EXTRACTED RECORDS Start Marker

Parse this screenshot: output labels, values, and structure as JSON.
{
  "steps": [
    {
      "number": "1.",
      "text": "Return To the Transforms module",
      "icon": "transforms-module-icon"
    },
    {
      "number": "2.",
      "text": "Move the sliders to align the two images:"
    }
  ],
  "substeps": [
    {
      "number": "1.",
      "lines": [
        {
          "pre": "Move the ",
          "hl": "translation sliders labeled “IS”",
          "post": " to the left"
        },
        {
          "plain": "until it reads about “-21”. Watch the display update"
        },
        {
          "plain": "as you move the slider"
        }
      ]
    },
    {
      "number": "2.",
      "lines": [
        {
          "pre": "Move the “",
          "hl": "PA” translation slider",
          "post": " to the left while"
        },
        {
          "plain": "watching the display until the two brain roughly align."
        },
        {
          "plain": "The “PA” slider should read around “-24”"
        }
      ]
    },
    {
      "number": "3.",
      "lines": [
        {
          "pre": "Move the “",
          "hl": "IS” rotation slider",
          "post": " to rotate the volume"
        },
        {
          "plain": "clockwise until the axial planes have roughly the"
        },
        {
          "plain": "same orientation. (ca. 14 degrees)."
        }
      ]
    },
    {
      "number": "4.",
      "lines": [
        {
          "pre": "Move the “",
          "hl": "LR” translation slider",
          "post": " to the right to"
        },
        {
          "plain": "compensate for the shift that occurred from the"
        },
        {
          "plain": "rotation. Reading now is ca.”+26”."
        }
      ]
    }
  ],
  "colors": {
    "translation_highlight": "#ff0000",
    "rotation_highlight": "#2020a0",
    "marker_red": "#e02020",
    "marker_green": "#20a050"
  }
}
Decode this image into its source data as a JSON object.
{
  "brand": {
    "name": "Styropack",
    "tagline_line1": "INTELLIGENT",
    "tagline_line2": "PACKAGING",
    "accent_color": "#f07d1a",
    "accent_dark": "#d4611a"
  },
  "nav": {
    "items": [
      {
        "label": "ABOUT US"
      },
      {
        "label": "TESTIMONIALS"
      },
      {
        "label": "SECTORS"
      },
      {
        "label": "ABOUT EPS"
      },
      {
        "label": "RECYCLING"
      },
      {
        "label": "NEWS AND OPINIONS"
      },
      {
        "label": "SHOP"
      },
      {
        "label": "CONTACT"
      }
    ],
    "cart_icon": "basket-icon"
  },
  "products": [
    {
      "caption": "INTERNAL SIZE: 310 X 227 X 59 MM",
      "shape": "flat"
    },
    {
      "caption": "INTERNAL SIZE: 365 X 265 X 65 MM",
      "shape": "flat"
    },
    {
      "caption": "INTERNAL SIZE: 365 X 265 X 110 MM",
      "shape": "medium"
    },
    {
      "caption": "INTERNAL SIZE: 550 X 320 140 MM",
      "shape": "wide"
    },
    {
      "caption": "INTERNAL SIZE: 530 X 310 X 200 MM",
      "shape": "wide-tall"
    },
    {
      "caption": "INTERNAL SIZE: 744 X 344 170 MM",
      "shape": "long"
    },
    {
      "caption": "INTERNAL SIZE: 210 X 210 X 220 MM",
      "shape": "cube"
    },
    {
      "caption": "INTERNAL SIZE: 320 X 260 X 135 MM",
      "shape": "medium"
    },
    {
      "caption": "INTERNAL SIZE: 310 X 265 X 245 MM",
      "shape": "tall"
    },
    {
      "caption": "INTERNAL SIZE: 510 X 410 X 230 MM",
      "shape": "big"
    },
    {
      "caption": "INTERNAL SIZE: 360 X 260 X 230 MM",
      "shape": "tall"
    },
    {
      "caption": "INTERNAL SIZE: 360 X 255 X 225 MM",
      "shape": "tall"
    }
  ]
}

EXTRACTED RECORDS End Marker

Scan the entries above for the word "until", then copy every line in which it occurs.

> **ANSWER TO THIS TASK**:
          "plain": "until it reads about “-21”. Watch the display update"
          "plain": "watching the display until the two brain roughly align."
          "plain": "clockwise until the axial planes have roughly the"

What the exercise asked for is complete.